Description of the task. Check each line of the entries below for the word "this", then state how many lines have it and nothing more.

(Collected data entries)
------------------------------------------------------------------------

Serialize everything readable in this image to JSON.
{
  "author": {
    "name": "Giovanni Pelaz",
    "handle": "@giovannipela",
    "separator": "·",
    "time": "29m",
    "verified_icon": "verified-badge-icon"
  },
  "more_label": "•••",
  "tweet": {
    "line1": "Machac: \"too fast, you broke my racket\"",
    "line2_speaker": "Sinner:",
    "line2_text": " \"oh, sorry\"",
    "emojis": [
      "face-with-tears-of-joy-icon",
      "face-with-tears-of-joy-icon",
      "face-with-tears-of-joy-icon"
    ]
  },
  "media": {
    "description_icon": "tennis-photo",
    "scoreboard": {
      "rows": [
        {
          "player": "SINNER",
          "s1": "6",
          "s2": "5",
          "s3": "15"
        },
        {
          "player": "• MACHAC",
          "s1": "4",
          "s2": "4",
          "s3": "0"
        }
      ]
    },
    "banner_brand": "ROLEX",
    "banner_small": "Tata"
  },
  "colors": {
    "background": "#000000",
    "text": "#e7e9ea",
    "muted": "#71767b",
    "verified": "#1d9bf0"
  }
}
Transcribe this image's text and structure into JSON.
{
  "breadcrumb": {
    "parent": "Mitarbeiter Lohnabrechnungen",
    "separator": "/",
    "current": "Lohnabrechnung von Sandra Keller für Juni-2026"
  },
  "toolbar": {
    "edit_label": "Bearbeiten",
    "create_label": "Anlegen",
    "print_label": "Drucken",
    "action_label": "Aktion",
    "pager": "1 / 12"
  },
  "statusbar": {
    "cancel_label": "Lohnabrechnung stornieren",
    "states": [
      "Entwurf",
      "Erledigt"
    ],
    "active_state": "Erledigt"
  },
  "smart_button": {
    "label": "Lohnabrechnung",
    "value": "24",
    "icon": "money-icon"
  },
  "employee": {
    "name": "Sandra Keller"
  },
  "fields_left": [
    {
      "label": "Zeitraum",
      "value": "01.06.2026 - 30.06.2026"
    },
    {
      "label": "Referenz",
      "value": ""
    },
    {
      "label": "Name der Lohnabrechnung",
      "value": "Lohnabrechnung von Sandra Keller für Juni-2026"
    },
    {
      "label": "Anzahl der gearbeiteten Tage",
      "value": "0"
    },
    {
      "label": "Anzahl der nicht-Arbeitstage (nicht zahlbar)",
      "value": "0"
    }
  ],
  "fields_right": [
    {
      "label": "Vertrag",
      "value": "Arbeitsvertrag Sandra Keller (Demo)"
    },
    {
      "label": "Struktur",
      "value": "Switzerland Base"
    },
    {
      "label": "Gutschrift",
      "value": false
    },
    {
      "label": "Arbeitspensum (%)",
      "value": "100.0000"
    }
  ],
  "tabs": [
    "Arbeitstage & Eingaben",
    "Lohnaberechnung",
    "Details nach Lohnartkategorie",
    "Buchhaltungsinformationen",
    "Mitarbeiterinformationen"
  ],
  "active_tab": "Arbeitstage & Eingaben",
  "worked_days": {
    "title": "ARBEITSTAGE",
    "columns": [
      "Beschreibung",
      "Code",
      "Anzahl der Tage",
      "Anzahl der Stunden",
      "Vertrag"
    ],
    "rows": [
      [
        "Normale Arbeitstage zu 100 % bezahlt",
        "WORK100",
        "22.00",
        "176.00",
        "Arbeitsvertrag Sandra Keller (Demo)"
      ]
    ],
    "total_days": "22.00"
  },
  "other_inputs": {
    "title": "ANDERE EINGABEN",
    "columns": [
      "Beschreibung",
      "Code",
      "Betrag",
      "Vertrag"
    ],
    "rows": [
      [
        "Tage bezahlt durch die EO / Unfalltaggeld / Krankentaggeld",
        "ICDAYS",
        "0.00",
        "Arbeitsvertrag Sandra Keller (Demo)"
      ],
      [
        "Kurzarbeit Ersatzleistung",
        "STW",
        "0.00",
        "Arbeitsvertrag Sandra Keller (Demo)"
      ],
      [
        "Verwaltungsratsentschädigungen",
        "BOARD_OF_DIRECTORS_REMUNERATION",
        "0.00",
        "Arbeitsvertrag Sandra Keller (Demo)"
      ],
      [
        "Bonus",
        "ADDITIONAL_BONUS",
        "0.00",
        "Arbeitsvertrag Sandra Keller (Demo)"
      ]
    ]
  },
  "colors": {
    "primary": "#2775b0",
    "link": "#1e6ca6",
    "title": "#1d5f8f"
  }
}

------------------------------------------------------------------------

Task solution. 2